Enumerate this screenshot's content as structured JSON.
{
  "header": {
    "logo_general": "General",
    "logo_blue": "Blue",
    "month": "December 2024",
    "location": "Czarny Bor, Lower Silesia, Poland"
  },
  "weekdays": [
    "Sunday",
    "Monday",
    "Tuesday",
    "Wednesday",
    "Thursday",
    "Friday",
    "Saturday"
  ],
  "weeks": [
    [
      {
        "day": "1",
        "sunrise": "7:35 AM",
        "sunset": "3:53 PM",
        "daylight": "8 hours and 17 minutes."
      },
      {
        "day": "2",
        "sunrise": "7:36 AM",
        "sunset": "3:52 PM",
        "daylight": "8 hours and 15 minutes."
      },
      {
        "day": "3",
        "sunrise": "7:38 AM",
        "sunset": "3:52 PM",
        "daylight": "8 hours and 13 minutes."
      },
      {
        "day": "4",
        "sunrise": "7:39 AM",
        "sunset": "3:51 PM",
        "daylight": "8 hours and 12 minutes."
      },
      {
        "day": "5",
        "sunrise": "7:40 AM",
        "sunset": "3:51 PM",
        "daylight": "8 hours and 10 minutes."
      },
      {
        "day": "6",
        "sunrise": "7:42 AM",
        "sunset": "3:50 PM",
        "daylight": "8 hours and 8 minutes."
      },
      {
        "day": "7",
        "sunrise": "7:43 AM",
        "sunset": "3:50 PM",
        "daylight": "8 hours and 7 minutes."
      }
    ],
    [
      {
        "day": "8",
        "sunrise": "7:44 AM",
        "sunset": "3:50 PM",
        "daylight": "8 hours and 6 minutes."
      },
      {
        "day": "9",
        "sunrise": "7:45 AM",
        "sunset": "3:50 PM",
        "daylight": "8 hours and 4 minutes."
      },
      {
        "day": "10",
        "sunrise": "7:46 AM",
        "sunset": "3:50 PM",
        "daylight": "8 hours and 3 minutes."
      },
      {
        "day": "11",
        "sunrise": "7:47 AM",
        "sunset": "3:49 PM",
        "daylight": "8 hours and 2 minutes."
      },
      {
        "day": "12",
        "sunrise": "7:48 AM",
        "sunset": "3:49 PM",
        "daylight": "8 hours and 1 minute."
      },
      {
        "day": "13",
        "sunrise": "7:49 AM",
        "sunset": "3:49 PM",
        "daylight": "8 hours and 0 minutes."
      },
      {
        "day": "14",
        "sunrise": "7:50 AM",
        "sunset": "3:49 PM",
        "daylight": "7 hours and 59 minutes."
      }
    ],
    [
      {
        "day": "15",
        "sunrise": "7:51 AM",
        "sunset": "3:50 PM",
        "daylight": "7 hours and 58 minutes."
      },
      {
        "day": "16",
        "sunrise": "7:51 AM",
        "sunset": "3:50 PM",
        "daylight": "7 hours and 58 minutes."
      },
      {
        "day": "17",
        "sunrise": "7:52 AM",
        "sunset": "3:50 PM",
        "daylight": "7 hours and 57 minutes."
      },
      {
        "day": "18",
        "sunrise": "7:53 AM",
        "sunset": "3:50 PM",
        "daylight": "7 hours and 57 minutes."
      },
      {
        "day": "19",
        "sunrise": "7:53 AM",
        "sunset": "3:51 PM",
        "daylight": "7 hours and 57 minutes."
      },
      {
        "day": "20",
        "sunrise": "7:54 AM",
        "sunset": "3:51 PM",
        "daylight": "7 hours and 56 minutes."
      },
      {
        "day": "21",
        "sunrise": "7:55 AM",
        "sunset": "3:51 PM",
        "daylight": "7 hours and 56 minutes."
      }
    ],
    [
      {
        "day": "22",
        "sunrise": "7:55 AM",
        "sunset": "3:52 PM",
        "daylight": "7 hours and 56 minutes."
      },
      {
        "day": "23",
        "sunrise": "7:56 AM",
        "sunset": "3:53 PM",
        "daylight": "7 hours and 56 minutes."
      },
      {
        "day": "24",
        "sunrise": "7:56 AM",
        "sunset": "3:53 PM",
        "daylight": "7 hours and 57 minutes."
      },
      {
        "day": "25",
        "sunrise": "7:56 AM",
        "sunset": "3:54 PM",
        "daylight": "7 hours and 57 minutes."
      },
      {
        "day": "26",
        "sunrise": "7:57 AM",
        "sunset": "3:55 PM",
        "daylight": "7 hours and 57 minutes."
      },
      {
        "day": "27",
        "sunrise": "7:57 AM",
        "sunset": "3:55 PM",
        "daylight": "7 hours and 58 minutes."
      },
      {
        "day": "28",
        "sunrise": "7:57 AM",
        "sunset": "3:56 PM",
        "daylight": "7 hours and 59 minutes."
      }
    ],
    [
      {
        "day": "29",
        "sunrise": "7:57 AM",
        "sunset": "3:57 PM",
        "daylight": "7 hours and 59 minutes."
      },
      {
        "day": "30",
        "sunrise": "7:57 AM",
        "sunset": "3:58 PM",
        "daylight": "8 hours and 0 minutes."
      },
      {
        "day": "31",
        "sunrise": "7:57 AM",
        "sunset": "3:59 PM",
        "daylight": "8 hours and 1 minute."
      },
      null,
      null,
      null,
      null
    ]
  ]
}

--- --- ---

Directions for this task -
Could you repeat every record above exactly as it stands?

Solution for this exercise -
Enumerate this screenshot's content as structured JSON.
{
  "header": {
    "logo_general": "General",
    "logo_blue": "Blue",
    "month": "December 2024",
    "location": "Czarny Bor, Lower Silesia, Poland"
  },
  "weekdays": [
    "Sunday",
    "Monday",
    "Tuesday",
    "Wednesday",
    "Thursday",
    "Friday",
    "Saturday"
  ],
  "weeks": [
    [
      {
        "day": "1",
        "sunrise": "7:35 AM",
        "sunset": "3:53 PM",
        "daylight": "8 hours and 17 minutes."
      },
      {
        "day": "2",
        "sunrise": "7:36 AM",
        "sunset": "3:52 PM",
        "daylight": "8 hours and 15 minutes."
      },
      {
        "day": "3",
        "sunrise": "7:38 AM",
        "sunset": "3:52 PM",
        "daylight": "8 hours and 13 minutes."
      },
      {
        "day": "4",
        "sunrise": "7:39 AM",
        "sunset": "3:51 PM",
        "daylight": "8 hours and 12 minutes."
      },
      {
        "day": "5",
        "sunrise": "7:40 AM",
        "sunset": "3:51 PM",
        "daylight": "8 hours and 10 minutes."
      },
      {
        "day": "6",
        "sunrise": "7:42 AM",
        "sunset": "3:50 PM",
        "daylight": "8 hours and 8 minutes."
      },
      {
        "day": "7",
        "sunrise": "7:43 AM",
        "sunset": "3:50 PM",
        "daylight": "8 hours and 7 minutes."
      }
    ],
    [
      {
        "day": "8",
        "sunrise": "7:44 AM",
        "sunset": "3:50 PM",
        "daylight": "8 hours and 6 minutes."
      },
      {
        "day": "9",
        "sunrise": "7:45 AM",
        "sunset": "3:50 PM",
        "daylight": "8 hours and 4 minutes."
      },
      {
        "day": "10",
        "sunrise": "7:46 AM",
        "sunset": "3:50 PM",
        "daylight": "8 hours and 3 minutes."
      },
      {
        "day": "11",
        "sunrise": "7:47 AM",
        "sunset": "3:49 PM",
        "daylight": "8 hours and 2 minutes."
      },
      {
        "day": "12",
        "sunrise": "7:48 AM",
        "sunset": "3:49 PM",
        "daylight": "8 hours and 1 minute."
      },
      {
        "day": "13",
        "sunrise": "7:49 AM",
        "sunset": "3:49 PM",
        "daylight": "8 hours and 0 minutes."
      },
      {
        "day": "14",
        "sunrise": "7:50 AM",
        "sunset": "3:49 PM",
        "daylight": "7 hours and 59 minutes."
      }
    ],
    [
      {
        "day": "15",
        "sunrise": "7:51 AM",
        "sunset": "3:50 PM",
        "daylight": "7 hours and 58 minutes."
      },
      {
        "day": "16",
        "sunrise": "7:51 AM",
        "sunset": "3:50 PM",
        "daylight": "7 hours and 58 minutes."
      },
      {
        "day": "17",
        "sunrise": "7:52 AM",
        "sunset": "3:50 PM",
        "daylight": "7 hours and 57 minutes."
      },
      {
        "day": "18",
        "sunrise": "7:53 AM",
        "sunset": "3:50 PM",
        "daylight": "7 hours and 57 minutes."
      },
      {
        "day": "19",
        "sunrise": "7:53 AM",
        "sunset": "3:51 PM",
        "daylight": "7 hours and 57 minutes."
      },
      {
        "day": "20",
        "sunrise": "7:54 AM",
        "sunset": "3:51 PM",
        "daylight": "7 hours and 56 minutes."
      },
      {
        "day": "21",
        "sunrise": "7:55 AM",
        "sunset": "3:51 PM",
        "daylight": "7 hours and 56 minutes."
      }
    ],
    [
      {
        "day": "22",
        "sunrise": "7:55 AM",
        "sunset": "3:52 PM",
        "daylight": "7 hours and 56 minutes."
      },
      {
        "day": "23",
        "sunrise": "7:56 AM",
        "sunset": "3:53 PM",
        "daylight": "7 hours and 56 minutes."
      },
      {
        "day": "24",
        "sunrise": "7:56 AM",
        "sunset": "3:53 PM",
        "daylight": "7 hours and 57 minutes."
      },
      {
        "day": "25",
        "sunrise": "7:56 AM",
        "sunset": "3:54 PM",
        "daylight": "7 hours and 57 minutes."
      },
      {
        "day": "26",
        "sunrise": "7:57 AM",
        "sunset": "3:55 PM",
        "daylight": "7 hours and 57 minutes."
      },
      {
        "day": "27",
        "sunrise": "7:57 AM",
        "sunset": "3:55 PM",
        "daylight": "7 hours and 58 minutes."
      },
      {
        "day": "28",
        "sunrise": "7:57 AM",
        "sunset": "3:56 PM",
        "daylight": "7 hours and 59 minutes."
      }
    ],
    [
      {
        "day": "29",
        "sunrise": "7:57 AM",
        "sunset": "3:57 PM",
        "daylight": "7 hours and 59 minutes."
      },
      {
        "day": "30",
        "sunrise": "7:57 AM",
        "sunset": "3:58 PM",
        "daylight": "8 hours and 0 minutes."
      },
      {
        "day": "31",
        "sunrise": "7:57 AM",
        "sunset": "3:59 PM",
        "daylight": "8 hours and 1 minute."
      },
      null,
      null,
      null,
      null
    ]
  ]
}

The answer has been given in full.